The tunnels are especially difficult to navigate, because there are no visual clues (e.g. we are heading to that building over there) and no signs. We used to joke people had been lost down there for decades.
Well, the secret is apparently out, as the NY Times has discovered the Houston tunnels.
Seared by triple-digit heat and drenched by tropical storms, midday
downtown Houston appears eerily deserted, the nation's fourth-largest
city passing for a ghost town.
On the street, that is.
below, there are tunnels at the end of the light "” nearly seven
color-coded miles of them connecting 77 buildings "” aswarm with
Houstonians lunching, shopping and power-walking in dry, air-chilled
"Nothing says north, south, east or west. You have to memorize the
buildings," said David Gerst, a lawyer who opened a lucrative sandwich
shop "” BeWitched "” off the East McKinney (green) tunnel network under
Commerce Towers, the former Chamber of Commerce building converted to
condominiums. For access to the 3,000 people who stream by his shop
each lunchtime in what tunnel merchants call the holy hours, Mr. Gerst

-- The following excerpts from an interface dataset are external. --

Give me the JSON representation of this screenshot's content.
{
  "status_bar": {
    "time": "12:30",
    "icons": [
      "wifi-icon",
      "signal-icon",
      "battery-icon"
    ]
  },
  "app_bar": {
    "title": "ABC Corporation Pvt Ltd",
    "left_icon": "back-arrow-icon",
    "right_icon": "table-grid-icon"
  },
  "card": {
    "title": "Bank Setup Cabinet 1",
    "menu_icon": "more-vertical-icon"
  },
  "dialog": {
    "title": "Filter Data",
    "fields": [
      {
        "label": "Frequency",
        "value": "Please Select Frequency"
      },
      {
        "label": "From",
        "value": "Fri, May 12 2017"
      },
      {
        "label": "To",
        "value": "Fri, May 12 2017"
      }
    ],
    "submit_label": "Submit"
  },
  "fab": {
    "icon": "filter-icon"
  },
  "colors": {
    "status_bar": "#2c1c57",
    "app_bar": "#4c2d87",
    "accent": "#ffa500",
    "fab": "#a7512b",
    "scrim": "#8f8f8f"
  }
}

pays $2,500 a month rent for 800 square feet, more than what surface
lunch space may command.
This is the best part:
It was not centrally planned; it just grew, inspired by Rockefeller
Center in New York. But it is not connected to a transit network. And,

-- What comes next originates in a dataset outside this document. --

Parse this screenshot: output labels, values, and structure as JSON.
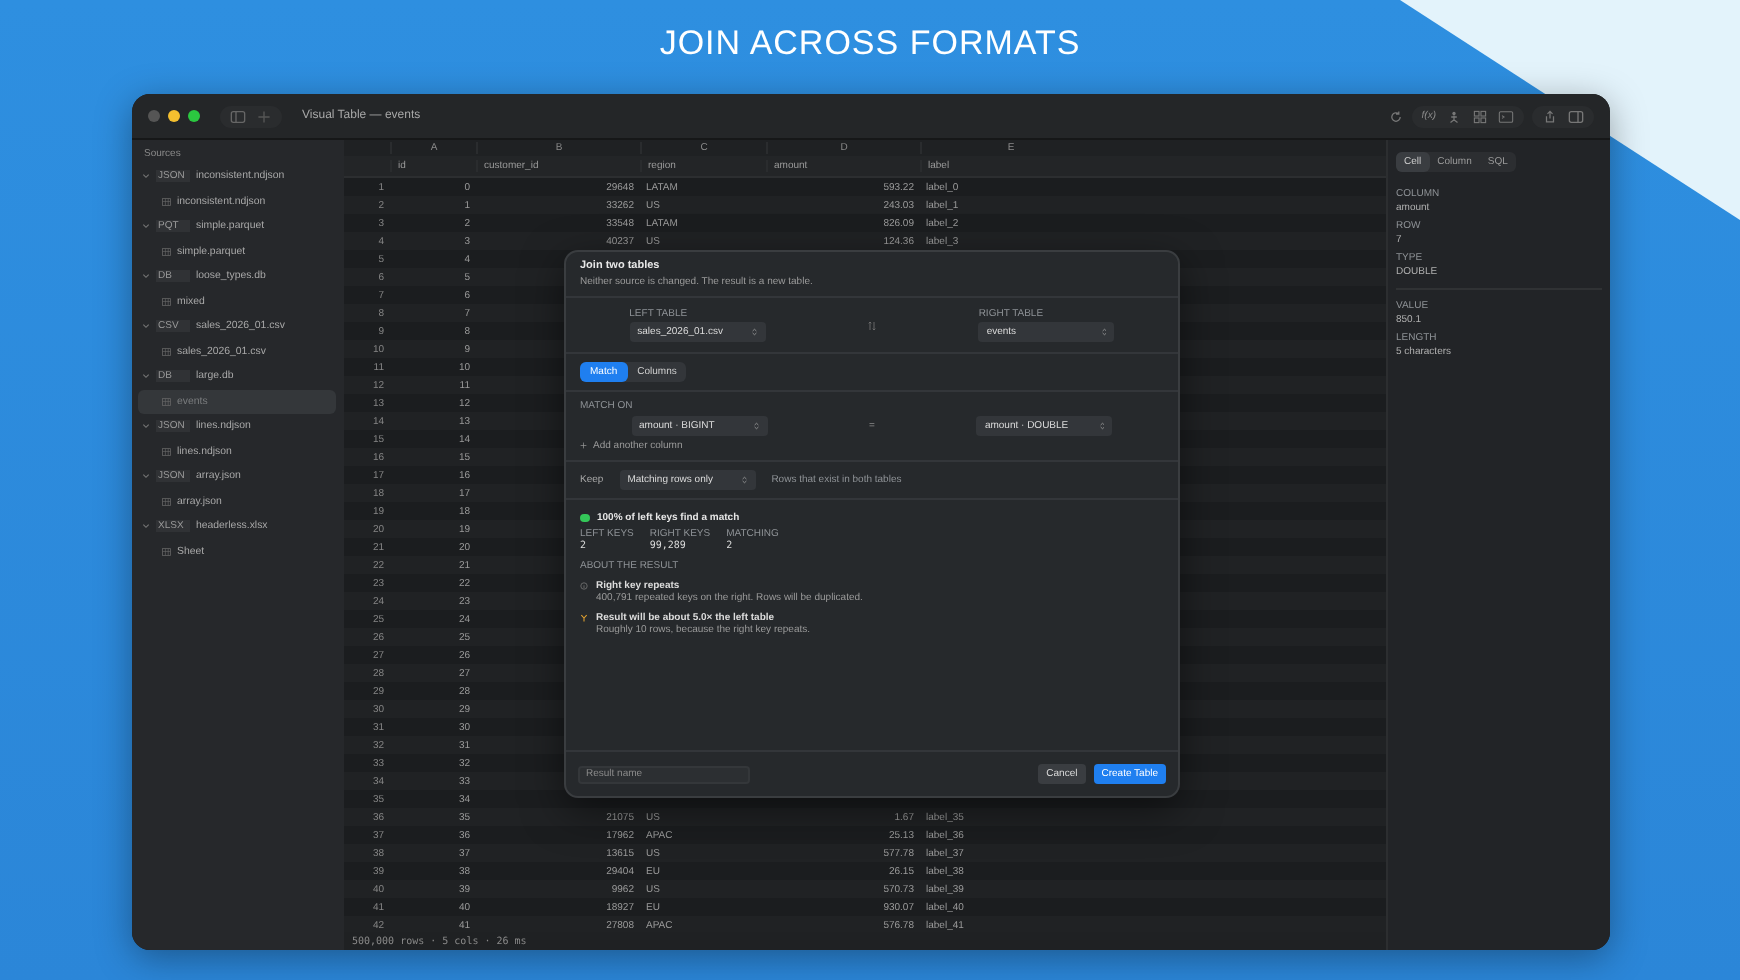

befitting Texans' distrust of government, most of it is private; each
segment is controlled by the individual building owner who deigns to
allow the public access during business hours "” and then locks the
doors on nights and weekends. Some parts, like those belonging to the
former Enron buildings now leased by Chevron, are closed to outsiders